▶ [Dataset excerpts]:
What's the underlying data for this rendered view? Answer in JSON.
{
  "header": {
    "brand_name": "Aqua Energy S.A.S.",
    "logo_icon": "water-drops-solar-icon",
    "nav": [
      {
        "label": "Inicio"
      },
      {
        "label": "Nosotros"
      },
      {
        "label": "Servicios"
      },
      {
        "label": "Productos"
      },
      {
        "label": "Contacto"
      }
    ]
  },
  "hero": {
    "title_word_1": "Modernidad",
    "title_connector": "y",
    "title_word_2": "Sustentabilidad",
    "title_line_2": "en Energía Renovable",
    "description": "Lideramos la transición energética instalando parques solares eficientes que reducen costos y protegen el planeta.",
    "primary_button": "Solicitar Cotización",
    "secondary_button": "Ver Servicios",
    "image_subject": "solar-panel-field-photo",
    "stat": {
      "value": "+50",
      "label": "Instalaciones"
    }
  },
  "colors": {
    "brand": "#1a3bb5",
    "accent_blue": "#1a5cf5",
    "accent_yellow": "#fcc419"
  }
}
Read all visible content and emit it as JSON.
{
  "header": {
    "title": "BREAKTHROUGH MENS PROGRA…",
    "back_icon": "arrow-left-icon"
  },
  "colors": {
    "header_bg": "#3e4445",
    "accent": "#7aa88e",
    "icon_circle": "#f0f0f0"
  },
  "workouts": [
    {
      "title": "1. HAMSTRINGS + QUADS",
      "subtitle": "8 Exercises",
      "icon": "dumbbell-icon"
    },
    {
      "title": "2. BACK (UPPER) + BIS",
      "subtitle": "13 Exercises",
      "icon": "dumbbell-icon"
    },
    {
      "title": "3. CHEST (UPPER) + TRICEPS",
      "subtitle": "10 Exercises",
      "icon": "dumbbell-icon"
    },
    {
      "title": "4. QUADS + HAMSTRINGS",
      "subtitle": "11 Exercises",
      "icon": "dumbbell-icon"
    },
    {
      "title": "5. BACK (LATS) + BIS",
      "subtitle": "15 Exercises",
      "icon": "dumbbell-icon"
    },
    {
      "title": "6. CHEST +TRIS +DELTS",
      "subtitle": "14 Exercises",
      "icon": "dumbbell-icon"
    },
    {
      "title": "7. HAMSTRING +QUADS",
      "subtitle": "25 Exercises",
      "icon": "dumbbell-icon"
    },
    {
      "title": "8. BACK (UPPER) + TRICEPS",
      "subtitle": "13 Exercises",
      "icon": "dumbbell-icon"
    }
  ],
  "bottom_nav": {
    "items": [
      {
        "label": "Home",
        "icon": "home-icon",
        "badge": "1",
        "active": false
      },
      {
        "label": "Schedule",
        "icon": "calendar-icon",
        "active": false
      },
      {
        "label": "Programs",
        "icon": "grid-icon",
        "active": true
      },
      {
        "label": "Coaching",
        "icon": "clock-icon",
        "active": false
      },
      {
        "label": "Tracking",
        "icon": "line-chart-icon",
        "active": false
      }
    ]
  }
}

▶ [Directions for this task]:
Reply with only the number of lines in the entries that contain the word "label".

▶ [Result below]:
11